WORK TO COMPLETE: Please give the number of lines in the entries below that hold "Hours", with no other words.

ENTRIES SHOWN:
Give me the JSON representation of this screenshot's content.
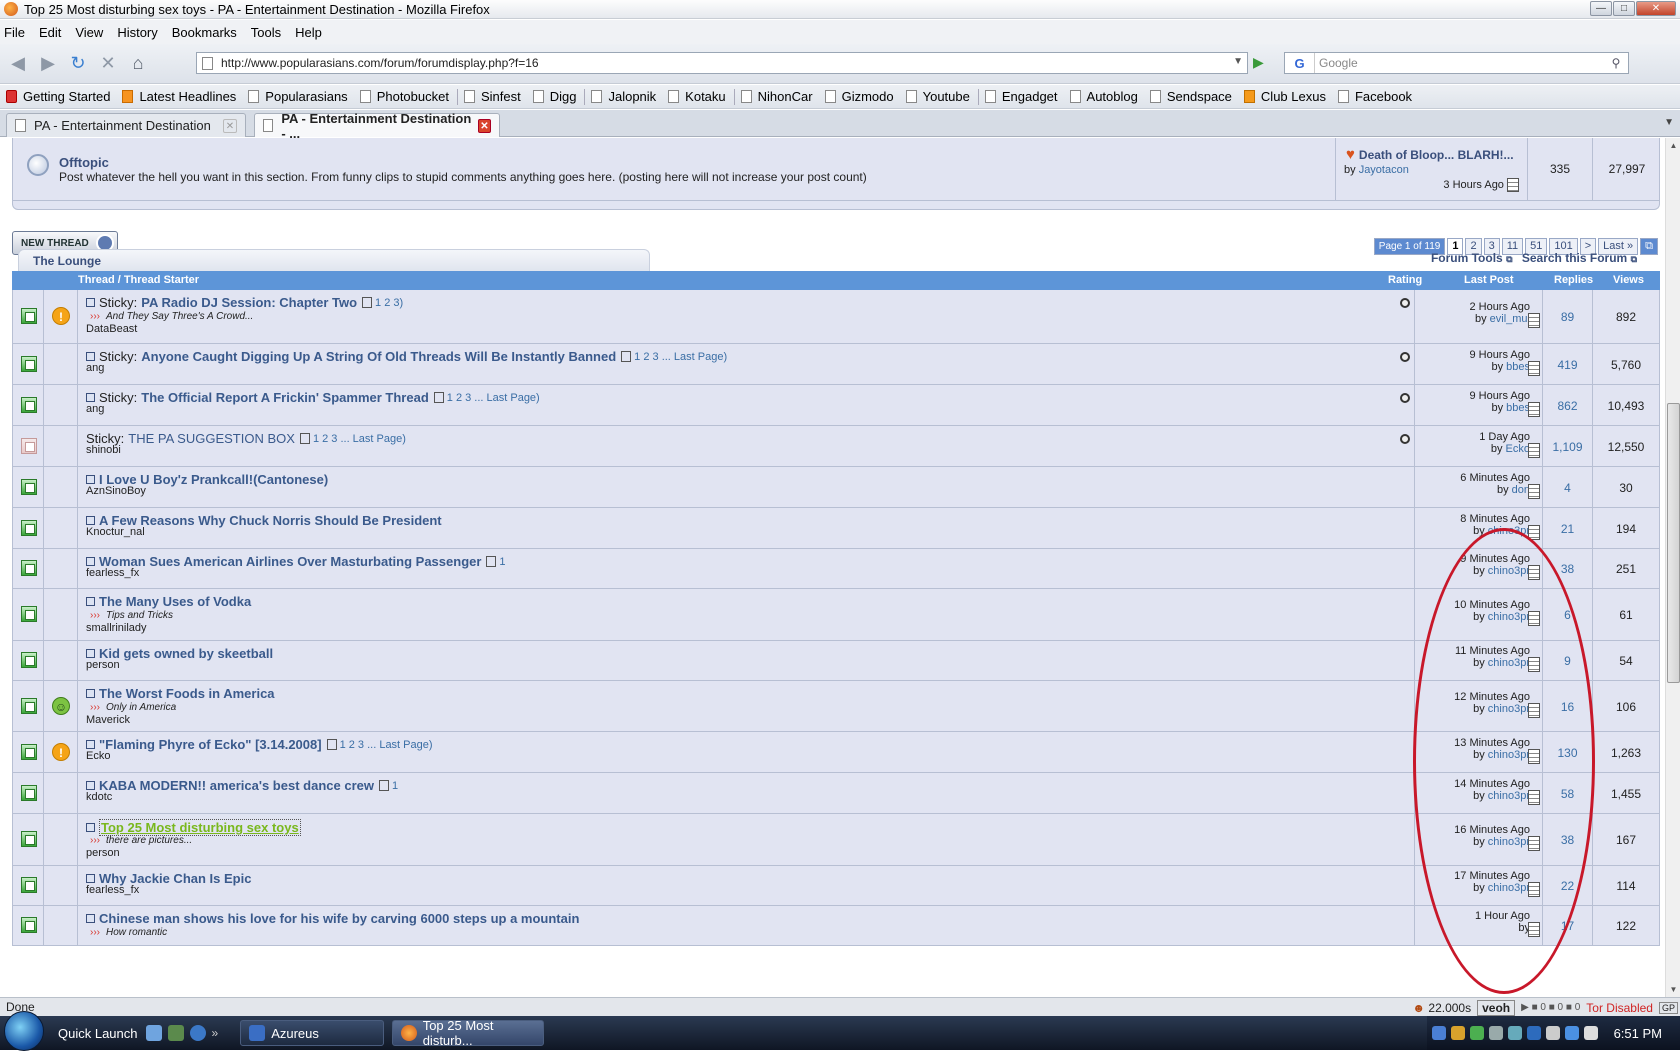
{
  "window": {
    "title": "Top 25 Most disturbing sex toys - PA - Entertainment Destination - Mozilla Firefox"
  },
  "menu": [
    "File",
    "Edit",
    "View",
    "History",
    "Bookmarks",
    "Tools",
    "Help"
  ],
  "nav": {
    "url": "http://www.popularasians.com/forum/forumdisplay.php?f=16",
    "search_placeholder": "Google"
  },
  "bookmarks": [
    {
      "label": "Getting Started",
      "icon": "red"
    },
    {
      "label": "Latest Headlines",
      "icon": "rss"
    },
    {
      "label": "Popularasians",
      "icon": "page"
    },
    {
      "label": "Photobucket",
      "icon": "page"
    },
    {
      "label": "Sinfest",
      "icon": "page"
    },
    {
      "label": "Digg",
      "icon": "page"
    },
    {
      "label": "Jalopnik",
      "icon": "page"
    },
    {
      "label": "Kotaku",
      "icon": "page"
    },
    {
      "label": "NihonCar",
      "icon": "page"
    },
    {
      "label": "Gizmodo",
      "icon": "page"
    },
    {
      "label": "Youtube",
      "icon": "page"
    },
    {
      "label": "Engadget",
      "icon": "page"
    },
    {
      "label": "Autoblog",
      "icon": "page"
    },
    {
      "label": "Sendspace",
      "icon": "page"
    },
    {
      "label": "Club Lexus",
      "icon": "lexus"
    },
    {
      "label": "Facebook",
      "icon": "page"
    }
  ],
  "tabs": [
    "PA - Entertainment Destination",
    "PA - Entertainment Destination - ..."
  ],
  "forum": {
    "name": "Offtopic",
    "desc": "Post whatever the hell you want in this section. From funny clips to stupid comments anything goes here. (posting here will not increase your post count)",
    "last_title": "Death of Bloop... BLARH!...",
    "last_by_prefix": "by",
    "last_by": "Jayotacon",
    "last_time": "3 Hours Ago",
    "threads": "335",
    "posts": "27,997"
  },
  "new_thread_label": "NEW THREAD",
  "pagenav": {
    "page_of": "Page 1 of 119",
    "pages": [
      "1",
      "2",
      "3",
      "11",
      "51",
      "101",
      ">",
      "Last »"
    ]
  },
  "section_title": "The Lounge",
  "forum_tools": "Forum Tools",
  "search_forum": "Search this Forum",
  "headers": {
    "thread": "Thread / Thread Starter",
    "rating": "Rating",
    "last_post": "Last Post",
    "replies": "Replies",
    "views": "Views"
  },
  "rows": [
    {
      "prefix": "Sticky:",
      "title": "PA Radio DJ Session: Chapter Two",
      "pages": "1 2 3)",
      "sub": "And They Say Three's A Crowd...",
      "author": "DataBeast",
      "time": "2 Hours Ago",
      "by": "evil_mui",
      "replies": "89",
      "views": "892",
      "rating": true
    },
    {
      "prefix": "Sticky:",
      "title": "Anyone Caught Digging Up A String Of Old Threads Will Be Instantly Banned",
      "pages": "1 2 3 ... Last Page)",
      "sub": "",
      "author": "ang",
      "time": "9 Hours Ago",
      "by": "bbes",
      "replies": "419",
      "views": "5,760",
      "rating": true
    },
    {
      "prefix": "Sticky:",
      "title": "The Official Report A Frickin' Spammer Thread",
      "pages": "1 2 3 ... Last Page)",
      "sub": "",
      "author": "ang",
      "time": "9 Hours Ago",
      "by": "bbes",
      "replies": "862",
      "views": "10,493",
      "rating": true
    },
    {
      "prefix": "Sticky:",
      "title": "THE PA SUGGESTION BOX",
      "pages": "1 2 3 ... Last Page)",
      "sub": "",
      "author": "shinobi",
      "time": "1 Day Ago",
      "by": "Ecko",
      "replies": "1,109",
      "views": "12,550",
      "rating": true
    },
    {
      "prefix": "",
      "title": "I Love U Boy'z Prankcall!(Cantonese)",
      "pages": "",
      "sub": "",
      "author": "AznSinoBoy",
      "time": "6 Minutes Ago",
      "by": "don",
      "replies": "4",
      "views": "30",
      "rating": false
    },
    {
      "prefix": "",
      "title": "A Few Reasons Why Chuck Norris Should Be President",
      "pages": "",
      "sub": "",
      "author": "Knoctur_nal",
      "time": "8 Minutes Ago",
      "by": "chino3pr",
      "replies": "21",
      "views": "194",
      "rating": false
    },
    {
      "prefix": "",
      "title": "Woman Sues American Airlines Over Masturbating Passenger",
      "pages": "1",
      "sub": "",
      "author": "fearless_fx",
      "time": "9 Minutes Ago",
      "by": "chino3pr",
      "replies": "38",
      "views": "251",
      "rating": false
    },
    {
      "prefix": "",
      "title": "The Many Uses of Vodka",
      "pages": "",
      "sub": "Tips and Tricks",
      "author": "smallrinilady",
      "time": "10 Minutes Ago",
      "by": "chino3pr",
      "replies": "6",
      "views": "61",
      "rating": false
    },
    {
      "prefix": "",
      "title": "Kid gets owned by skeetball",
      "pages": "",
      "sub": "",
      "author": "person",
      "time": "11 Minutes Ago",
      "by": "chino3pr",
      "replies": "9",
      "views": "54",
      "rating": false
    },
    {
      "prefix": "",
      "title": "The Worst Foods in America",
      "pages": "",
      "sub": "Only in America",
      "author": "Maverick",
      "time": "12 Minutes Ago",
      "by": "chino3pr",
      "replies": "16",
      "views": "106",
      "rating": false
    },
    {
      "prefix": "",
      "title": "\"Flaming Phyre of Ecko\" [3.14.2008]",
      "pages": "1 2 3 ... Last Page)",
      "sub": "",
      "author": "Ecko",
      "time": "13 Minutes Ago",
      "by": "chino3pr",
      "replies": "130",
      "views": "1,263",
      "rating": false
    },
    {
      "prefix": "",
      "title": "KABA MODERN!! america's best dance crew",
      "pages": "1",
      "sub": "",
      "author": "kdotc",
      "time": "14 Minutes Ago",
      "by": "chino3pr",
      "replies": "58",
      "views": "1,455",
      "rating": false
    },
    {
      "prefix": "",
      "title": "Top 25 Most disturbing sex toys",
      "pages": "",
      "sub": "there are pictures...",
      "author": "person",
      "time": "16 Minutes Ago",
      "by": "chino3pr",
      "replies": "38",
      "views": "167",
      "rating": false
    },
    {
      "prefix": "",
      "title": "Why Jackie Chan Is Epic",
      "pages": "",
      "sub": "",
      "author": "fearless_fx",
      "time": "17 Minutes Ago",
      "by": "chino3pr",
      "replies": "22",
      "views": "114",
      "rating": false
    },
    {
      "prefix": "",
      "title": "Chinese man shows his love for his wife by carving 6000 steps up a mountain",
      "pages": "",
      "sub": "How romantic",
      "author": "",
      "time": "1 Hour Ago",
      "by": "",
      "replies": "17",
      "views": "122",
      "rating": false
    }
  ],
  "status": {
    "text": "Done",
    "timer": "22.000s",
    "veoh": "veoh",
    "tor": "Tor Disabled"
  },
  "taskbar": {
    "quick_launch": "Quick Launch",
    "azureus": "Azureus",
    "firefox": "Top 25 Most disturb...",
    "clock": "6:51 PM"
  }
}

SOLUTION: 4